▶ [Exercise] From first line to last, print the records exactly, but leave out the pictures.

══ Available records ══

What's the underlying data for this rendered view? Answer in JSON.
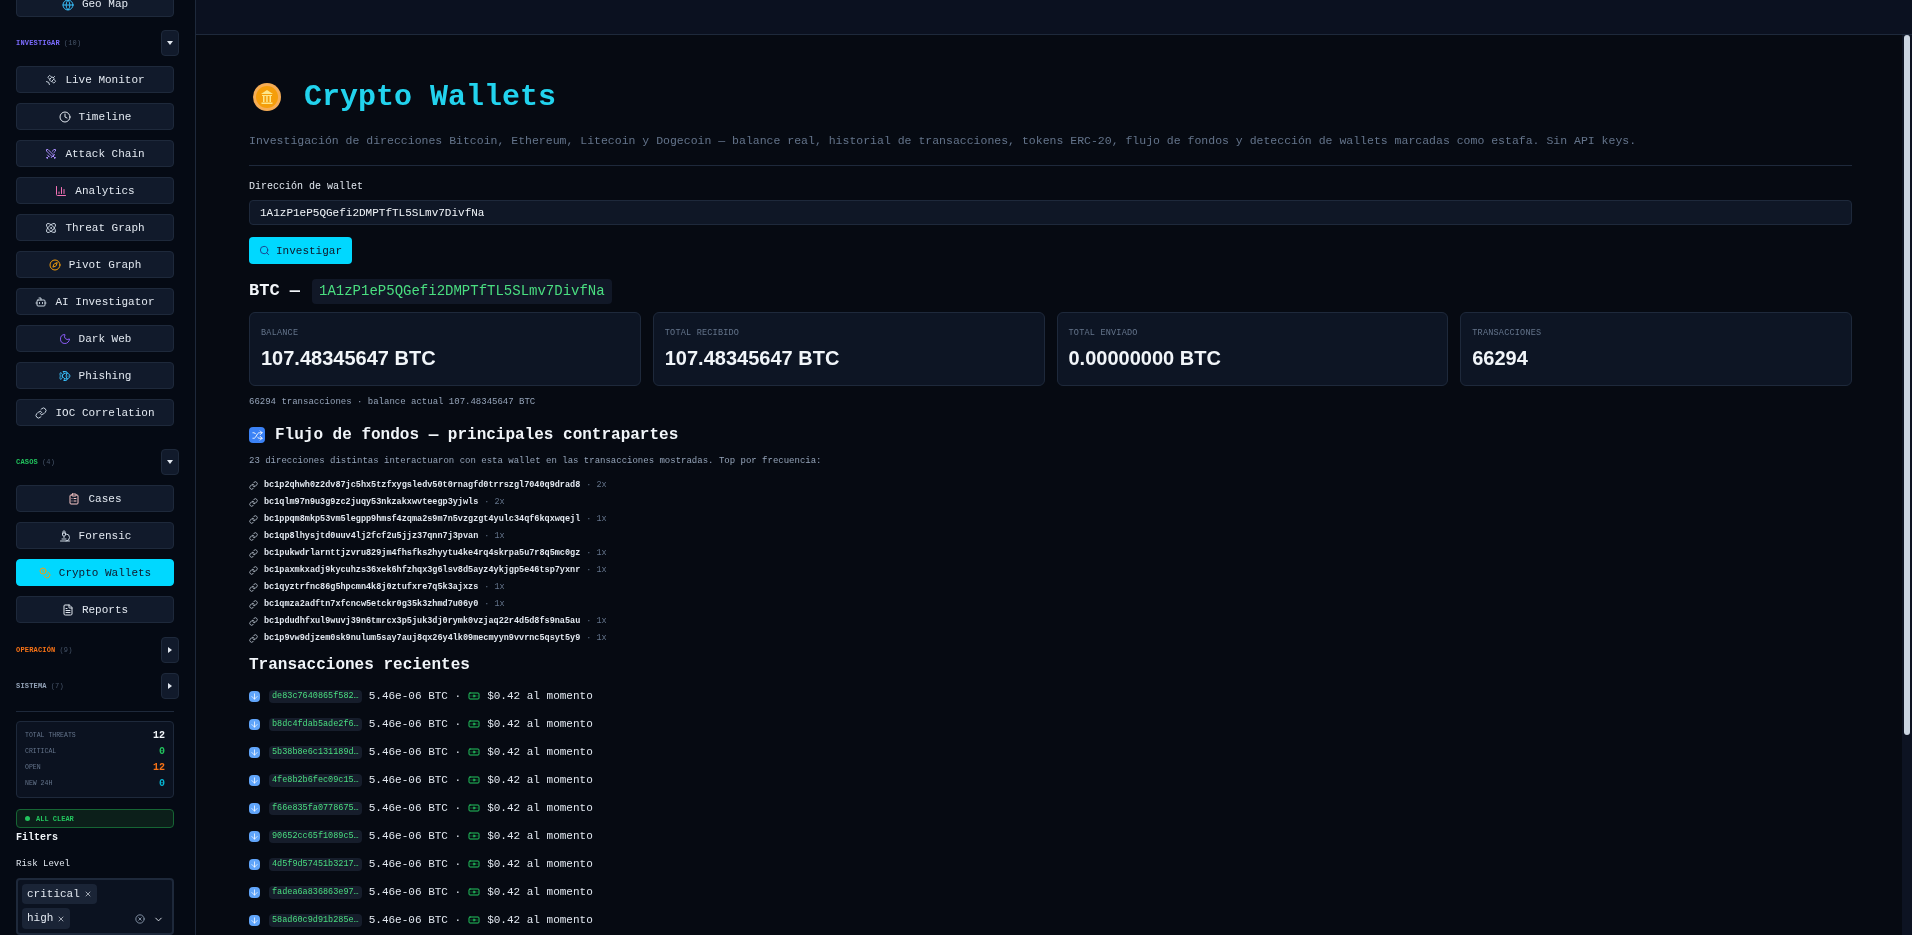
{
  "sidebar": {
    "top_item": {
      "label": "Geo Map"
    },
    "sections": [
      {
        "title": "INVESTIGAR",
        "count": "(10)",
        "color": "#7c6cff",
        "expanded": true,
        "items": [
          {
            "label": "Live Monitor",
            "selected": false
          },
          {
            "label": "Timeline",
            "selected": false
          },
          {
            "label": "Attack Chain",
            "selected": false
          },
          {
            "label": "Analytics",
            "selected": false
          },
          {
            "label": "Threat Graph",
            "selected": false
          },
          {
            "label": "Pivot Graph",
            "selected": false
          },
          {
            "label": "AI Investigator",
            "selected": false
          },
          {
            "label": "Dark Web",
            "selected": false
          },
          {
            "label": "Phishing",
            "selected": false
          },
          {
            "label": "IOC Correlation",
            "selected": false
          }
        ]
      },
      {
        "title": "CASOS",
        "count": "(4)",
        "color": "#22c55e",
        "expanded": true,
        "items": [
          {
            "label": "Cases",
            "selected": false
          },
          {
            "label": "Forensic",
            "selected": false
          },
          {
            "label": "Crypto Wallets",
            "selected": true
          },
          {
            "label": "Reports",
            "selected": false
          }
        ]
      },
      {
        "title": "OPERACIÓN",
        "count": "(9)",
        "color": "#f97316",
        "expanded": false
      },
      {
        "title": "SISTEMA",
        "count": "(7)",
        "color": "#94a3b8",
        "expanded": false
      }
    ],
    "stats": [
      {
        "label": "TOTAL THREATS",
        "value": "12",
        "color": "#f1f5f9"
      },
      {
        "label": "CRITICAL",
        "value": "0",
        "color": "#22c55e"
      },
      {
        "label": "OPEN",
        "value": "12",
        "color": "#f97316"
      },
      {
        "label": "NEW 24H",
        "value": "0",
        "color": "#06b6d4"
      }
    ],
    "status_badge": "ALL CLEAR",
    "filters": {
      "title": "Filters",
      "risk_label": "Risk Level",
      "chips": [
        "critical",
        "high"
      ]
    }
  },
  "page": {
    "title": "Crypto Wallets",
    "description": "Investigación de direcciones Bitcoin, Ethereum, Litecoin y Dogecoin — balance real, historial de transacciones, tokens ERC-20, flujo de fondos y detección de wallets marcadas como estafa. Sin API keys.",
    "wallet_field": {
      "label": "Dirección de wallet",
      "value": "1A1zP1eP5QGefi2DMPTfTL5SLmv7DivfNa"
    },
    "search_button": "Investigar",
    "result": {
      "coin": "BTC —",
      "address": "1A1zP1eP5QGefi2DMPTfTL5SLmv7DivfNa"
    },
    "cards": [
      {
        "label": "BALANCE",
        "value": "107.48345647 BTC"
      },
      {
        "label": "TOTAL RECIBIDO",
        "value": "107.48345647 BTC"
      },
      {
        "label": "TOTAL ENVIADO",
        "value": "0.00000000 BTC"
      },
      {
        "label": "TRANSACCIONES",
        "value": "66294"
      }
    ],
    "summary": "66294 transacciones · balance actual 107.48345647 BTC",
    "flow": {
      "title": "Flujo de fondos — principales contrapartes",
      "description": "23 direcciones distintas interactuaron con esta wallet en las transacciones mostradas. Top por frecuencia:",
      "items": [
        {
          "address": "bc1p2qhwh0z2dv87jc5hx5tzfxygsledv50t0rnagfd0trrszgl7040q9drad8",
          "count": "· 2x"
        },
        {
          "address": "bc1qlm97n9u3g9zc2juqy53nkzakxwvteegp3yjwls",
          "count": "· 2x"
        },
        {
          "address": "bc1ppqm8mkp53vm5legpp9hmsf4zqma2s9m7n5vzgzgt4yulc34qf6kqxwqejl",
          "count": "· 1x"
        },
        {
          "address": "bc1qp8lhysjtd0uuv4lj2fcf2u5jjz37qnn7j3pvan",
          "count": "· 1x"
        },
        {
          "address": "bc1pukwdrlarnttjzvru829jm4fhsfks2hyytu4ke4rq4skrpa5u7r8q5mc0gz",
          "count": "· 1x"
        },
        {
          "address": "bc1paxmkxadj9kycuhzs36xek6hfzhqx3g6lsv8d5ayz4ykjgp5e46tsp7yxnr",
          "count": "· 1x"
        },
        {
          "address": "bc1qyztrfnc86g5hpcmn4k8j0ztufxre7q5k3ajxzs",
          "count": "· 1x"
        },
        {
          "address": "bc1qmza2adftn7xfcncw5etckr0g35k3zhmd7u06y0",
          "count": "· 1x"
        },
        {
          "address": "bc1pdudhfxul9wuvj39n6tmrcx3p5juk3dj0rymk0vzjaq22r4d5d8fs9na5au",
          "count": "· 1x"
        },
        {
          "address": "bc1p9vw9djzem0sk9nulum5say7auj8qx26y4lk09mecmyyn9vvrnc5qsyt5y9",
          "count": "· 1x"
        }
      ]
    },
    "transactions": {
      "title": "Transacciones recientes",
      "rows": [
        {
          "hash": "de83c7640865f582…",
          "amount": "5.46e-06 BTC ·",
          "value": "$0.42 al momento"
        },
        {
          "hash": "b8dc4fdab5ade2f6…",
          "amount": "5.46e-06 BTC ·",
          "value": "$0.42 al momento"
        },
        {
          "hash": "5b38b8e6c131189d…",
          "amount": "5.46e-06 BTC ·",
          "value": "$0.42 al momento"
        },
        {
          "hash": "4fe8b2b6fec09c15…",
          "amount": "5.46e-06 BTC ·",
          "value": "$0.42 al momento"
        },
        {
          "hash": "f66e835fa0778675…",
          "amount": "5.46e-06 BTC ·",
          "value": "$0.42 al momento"
        },
        {
          "hash": "90652cc65f1089c5…",
          "amount": "5.46e-06 BTC ·",
          "value": "$0.42 al momento"
        },
        {
          "hash": "4d5f9d57451b3217…",
          "amount": "5.46e-06 BTC ·",
          "value": "$0.42 al momento"
        },
        {
          "hash": "fadea6a836863e97…",
          "amount": "5.46e-06 BTC ·",
          "value": "$0.42 al momento"
        },
        {
          "hash": "58ad60c9d91b285e…",
          "amount": "5.46e-06 BTC ·",
          "value": "$0.42 al momento"
        }
      ]
    }
  }
}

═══

▶ [Response to the exercise]
What's the underlying data for this rendered view? Answer in JSON.
{
  "sidebar": {
    "top_item": {
      "label": "Geo Map"
    },
    "sections": [
      {
        "title": "INVESTIGAR",
        "count": "(10)",
        "color": "#7c6cff",
        "expanded": true,
        "items": [
          {
            "label": "Live Monitor",
            "selected": false
          },
          {
            "label": "Timeline",
            "selected": false
          },
          {
            "label": "Attack Chain",
            "selected": false
          },
          {
            "label": "Analytics",
            "selected": false
          },
          {
            "label": "Threat Graph",
            "selected": false
          },
          {
            "label": "Pivot Graph",
            "selected": false
          },
          {
            "label": "AI Investigator",
            "selected": false
          },
          {
            "label": "Dark Web",
            "selected": false
          },
          {
            "label": "Phishing",
            "selected": false
          },
          {
            "label": "IOC Correlation",
            "selected": false
          }
        ]
      },
      {
        "title": "CASOS",
        "count": "(4)",
        "color": "#22c55e",
        "expanded": true,
        "items": [
          {
            "label": "Cases",
            "selected": false
          },
          {
            "label": "Forensic",
            "selected": false
          },
          {
            "label": "Crypto Wallets",
            "selected": true
          },
          {
            "label": "Reports",
            "selected": false
          }
        ]
      },
      {
        "title": "OPERACIÓN",
        "count": "(9)",
        "color": "#f97316",
        "expanded": false
      },
      {
        "title": "SISTEMA",
        "count": "(7)",
        "color": "#94a3b8",
        "expanded": false
      }
    ],
    "stats": [
      {
        "label": "TOTAL THREATS",
        "value": "12",
        "color": "#f1f5f9"
      },
      {
        "label": "CRITICAL",
        "value": "0",
        "color": "#22c55e"
      },
      {
        "label": "OPEN",
        "value": "12",
        "color": "#f97316"
      },
      {
        "label": "NEW 24H",
        "value": "0",
        "color": "#06b6d4"
      }
    ],
    "status_badge": "ALL CLEAR",
    "filters": {
      "title": "Filters",
      "risk_label": "Risk Level",
      "chips": [
        "critical",
        "high"
      ]
    }
  },
  "page": {
    "title": "Crypto Wallets",
    "description": "Investigación de direcciones Bitcoin, Ethereum, Litecoin y Dogecoin — balance real, historial de transacciones, tokens ERC-20, flujo de fondos y detección de wallets marcadas como estafa. Sin API keys.",
    "wallet_field": {
      "label": "Dirección de wallet",
      "value": "1A1zP1eP5QGefi2DMPTfTL5SLmv7DivfNa"
    },
    "search_button": "Investigar",
    "result": {
      "coin": "BTC —",
      "address": "1A1zP1eP5QGefi2DMPTfTL5SLmv7DivfNa"
    },
    "cards": [
      {
        "label": "BALANCE",
        "value": "107.48345647 BTC"
      },
      {
        "label": "TOTAL RECIBIDO",
        "value": "107.48345647 BTC"
      },
      {
        "label": "TOTAL ENVIADO",
        "value": "0.00000000 BTC"
      },
      {
        "label": "TRANSACCIONES",
        "value": "66294"
      }
    ],
    "summary": "66294 transacciones · balance actual 107.48345647 BTC",
    "flow": {
      "title": "Flujo de fondos — principales contrapartes",
      "description": "23 direcciones distintas interactuaron con esta wallet en las transacciones mostradas. Top por frecuencia:",
      "items": [
        {
          "address": "bc1p2qhwh0z2dv87jc5hx5tzfxygsledv50t0rnagfd0trrszgl7040q9drad8",
          "count": "· 2x"
        },
        {
          "address": "bc1qlm97n9u3g9zc2juqy53nkzakxwvteegp3yjwls",
          "count": "· 2x"
        },
        {
          "address": "bc1ppqm8mkp53vm5legpp9hmsf4zqma2s9m7n5vzgzgt4yulc34qf6kqxwqejl",
          "count": "· 1x"
        },
        {
          "address": "bc1qp8lhysjtd0uuv4lj2fcf2u5jjz37qnn7j3pvan",
          "count": "· 1x"
        },
        {
          "address": "bc1pukwdrlarnttjzvru829jm4fhsfks2hyytu4ke4rq4skrpa5u7r8q5mc0gz",
          "count": "· 1x"
        },
        {
          "address": "bc1paxmkxadj9kycuhzs36xek6hfzhqx3g6lsv8d5ayz4ykjgp5e46tsp7yxnr",
          "count": "· 1x"
        },
        {
          "address": "bc1qyztrfnc86g5hpcmn4k8j0ztufxre7q5k3ajxzs",
          "count": "· 1x"
        },
        {
          "address": "bc1qmza2adftn7xfcncw5etckr0g35k3zhmd7u06y0",
          "count": "· 1x"
        },
        {
          "address": "bc1pdudhfxul9wuvj39n6tmrcx3p5juk3dj0rymk0vzjaq22r4d5d8fs9na5au",
          "count": "· 1x"
        },
        {
          "address": "bc1p9vw9djzem0sk9nulum5say7auj8qx26y4lk09mecmyyn9vvrnc5qsyt5y9",
          "count": "· 1x"
        }
      ]
    },
    "transactions": {
      "title": "Transacciones recientes",
      "rows": [
        {
          "hash": "de83c7640865f582…",
          "amount": "5.46e-06 BTC ·",
          "value": "$0.42 al momento"
        },
        {
          "hash": "b8dc4fdab5ade2f6…",
          "amount": "5.46e-06 BTC ·",
          "value": "$0.42 al momento"
        },
        {
          "hash": "5b38b8e6c131189d…",
          "amount": "5.46e-06 BTC ·",
          "value": "$0.42 al momento"
        },
        {
          "hash": "4fe8b2b6fec09c15…",
          "amount": "5.46e-06 BTC ·",
          "value": "$0.42 al momento"
        },
        {
          "hash": "f66e835fa0778675…",
          "amount": "5.46e-06 BTC ·",
          "value": "$0.42 al momento"
        },
        {
          "hash": "90652cc65f1089c5…",
          "amount": "5.46e-06 BTC ·",
          "value": "$0.42 al momento"
        },
        {
          "hash": "4d5f9d57451b3217…",
          "amount": "5.46e-06 BTC ·",
          "value": "$0.42 al momento"
        },
        {
          "hash": "fadea6a836863e97…",
          "amount": "5.46e-06 BTC ·",
          "value": "$0.42 al momento"
        },
        {
          "hash": "58ad60c9d91b285e…",
          "amount": "5.46e-06 BTC ·",
          "value": "$0.42 al momento"
        }
      ]
    }
  }
}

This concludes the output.